Citation: Munoz-Lopez MM, Mohedano-Moriano A and Insausti R (2010) Anatomical pathways for auditory memory in primates. Front. Neuroanat. 4:129. doi: 10.3389/fnana.2010.00129
Received: 01 April 2010;
Paper pending published: 17 May 2010;
Accepted: 28 July 2010; Published online: 08 October 2010
Edited by:Enrique Saldaña, Universidad de Salamanca, Spain
Copyright: © 2010 Munoz-Lopez, Mohedano-Moriano and Insausti. This is an open-access article subject to an exclusive license agreement between the authors and the Frontiers Research Foundation, which permits unrestricted use, distribution, and reproduction in any medium, provided the original authors and source are credited.

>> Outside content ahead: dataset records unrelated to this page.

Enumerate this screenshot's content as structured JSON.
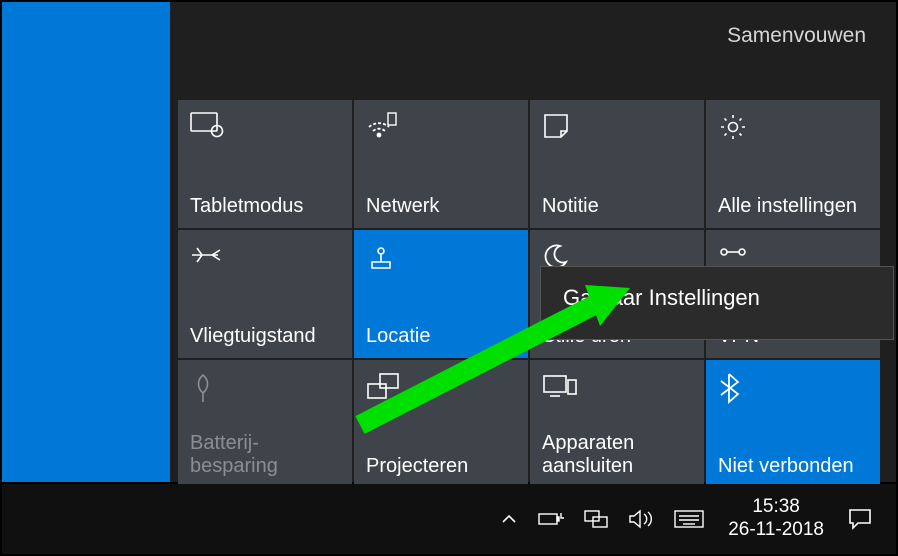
{
  "collapse_label": "Samenvouwen",
  "tiles": {
    "r0": [
      {
        "label": "Tabletmodus",
        "active": false
      },
      {
        "label": "Netwerk",
        "active": false
      },
      {
        "label": "Notitie",
        "active": false
      },
      {
        "label": "Alle instellingen",
        "active": false
      }
    ],
    "r1": [
      {
        "label": "Vliegtuigstand",
        "active": false
      },
      {
        "label": "Locatie",
        "active": true
      },
      {
        "label": "Stille uren",
        "active": false
      },
      {
        "label": "VPN",
        "active": false
      }
    ],
    "r2": [
      {
        "label": "Batterij-besparing",
        "active": false,
        "disabled": true
      },
      {
        "label": "Projecteren",
        "active": false
      },
      {
        "label": "Apparaten aansluiten",
        "active": false
      },
      {
        "label": "Niet verbonden",
        "active": true
      }
    ]
  },
  "context_menu": {
    "item": "Ga naar Instellingen"
  },
  "clock": {
    "time": "15:38",
    "date": "26-11-2018"
  }
}
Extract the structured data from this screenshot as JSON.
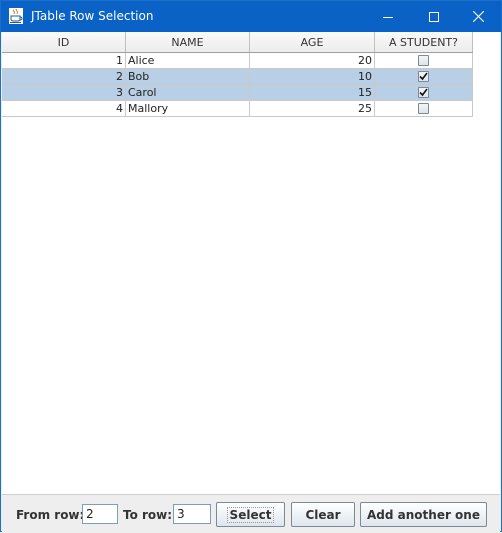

*Correspondence: Monica M. Munoz-Lopez, Human Neuroanatomy Laboratory, Department of Health Sciences, School of Medicine, University of Castilla-La Mancha, Ave. Almansa, 14,02006 Albacete, Spain. e-mail: firstname.lastname@example.org